“He has a wealth of experience having being associated with some of the most prestigious international financial institutions and he brings credibility in terms of the leadership of the program,” Harris pointed out. “…We can manage the application system seven days a week 24 hours and we are working with international partners to ensure greater transparency and leverage whatever support they can bring us. Periodically, we will revisit each applicant in the program to ensure their circumstances haven’t changed. If they are found to be undesirable, appropriate action will be taken to ensure they no longer hold a St. Kitts & Nevis passport.”

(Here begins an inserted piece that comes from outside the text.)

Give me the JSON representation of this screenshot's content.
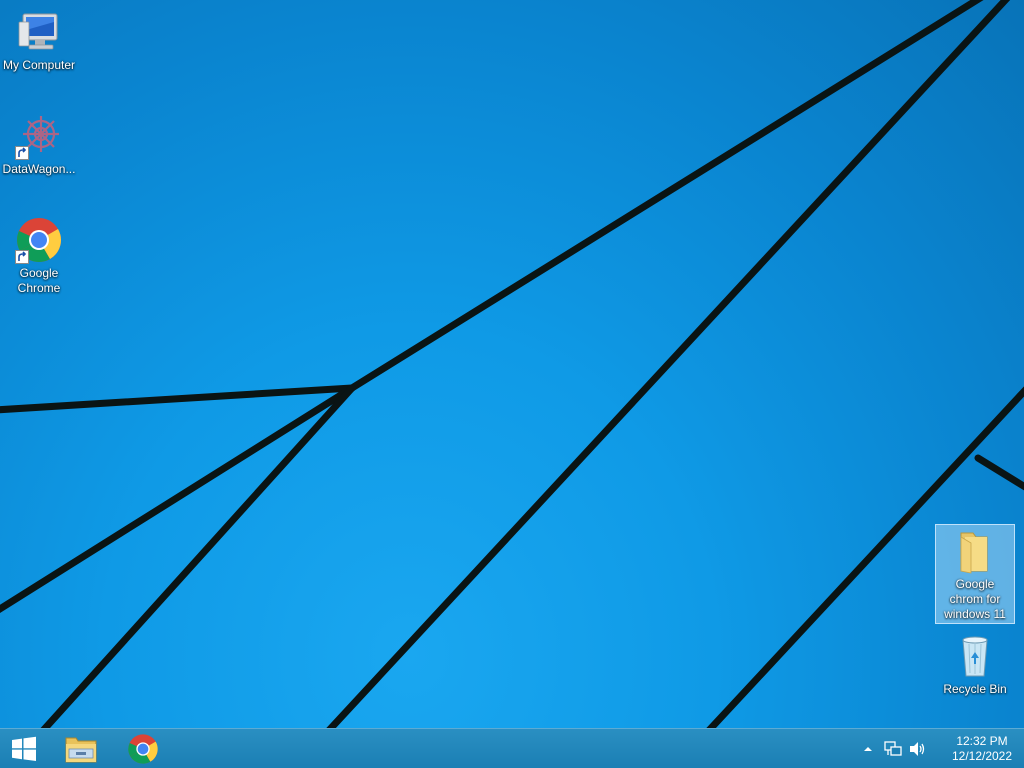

The citizenship program allows purchases of property worth US$400,000 to apply for a St. Kitts & Nevis passport. Holders are permitted visa-free travel to more than 90 countries. Foreign nationals can also buy citizenship with a US$250,000 donation to the country’s Sugar Industry Diversification Foundation.
Last month, St. Kitts & Nevis launched the Hurricane Relief Fund under which a family of four can be granted citizenship for US$150,000. This model is in place until the end of March 2018.
“This plan emerged after we suffered significant damage during Hurricane Irma in September,” said Harris. “Four schools, the fisheries complex and our police training school were badly hit resulting in millions of dollars’ worth of damages. While other countries were more badly affected than us, we thought it would be best to come up with something creative instead of depending on donations. We wanted to show we could help ourselves in a unique way using the Citizenship by Investment program…We have the platinum brand when it comes to this program. What we have in terms of experience, knowledge and quality of life in St. Kitts & Nevis cannot be duplicated anywhere else.”
The Park Hyatt Hotel which opens on November 17 and the first phase of Ramada Hotel to be launched next year are being built through the program.
As devastating natural phenomena continue to intensify globally, increasing infrastructure’s resilience to climate change impact has become a high priority in view of protecting the economy and its future growth.
At the Toronto Global Forum, Harris was on a panel that looked at the main factors to consider in planning and discussed building climate-resilient infrastructure networks to protect against the severities of climate change, key measures that should be taken when implementing climate change policies and how can public and private stakeholders work together to manage associated risks and finance their implications.
While in Toronto last month, former Guyana President Bharrat Jagdeo said Caribbean governments are sleepwalking when it comes to addressing the impact of climate variability and formulating a response to managing and adapting to climate change.
Harris disagrees with Jagdeo.
“The former president is entitled to his views, but I would think he understands better than most the constraints of governments in advancing new agendas,” said Harris who is CARICOM’s lead spokesman on human resources, health and HIV matters. “Every new policy requires time for implementation. I believe we are doing what is needed to be done subsequent to us signing on to the Paris Accord. There have been several meetings to advance the agenda of the regional response to issues of climate change and the greening our economy.”
Before coming to Toronto for the forum, Harris met with Canada’s Citizenship & Immigration minister Ahmed Hussen and other government officials in Ottawa.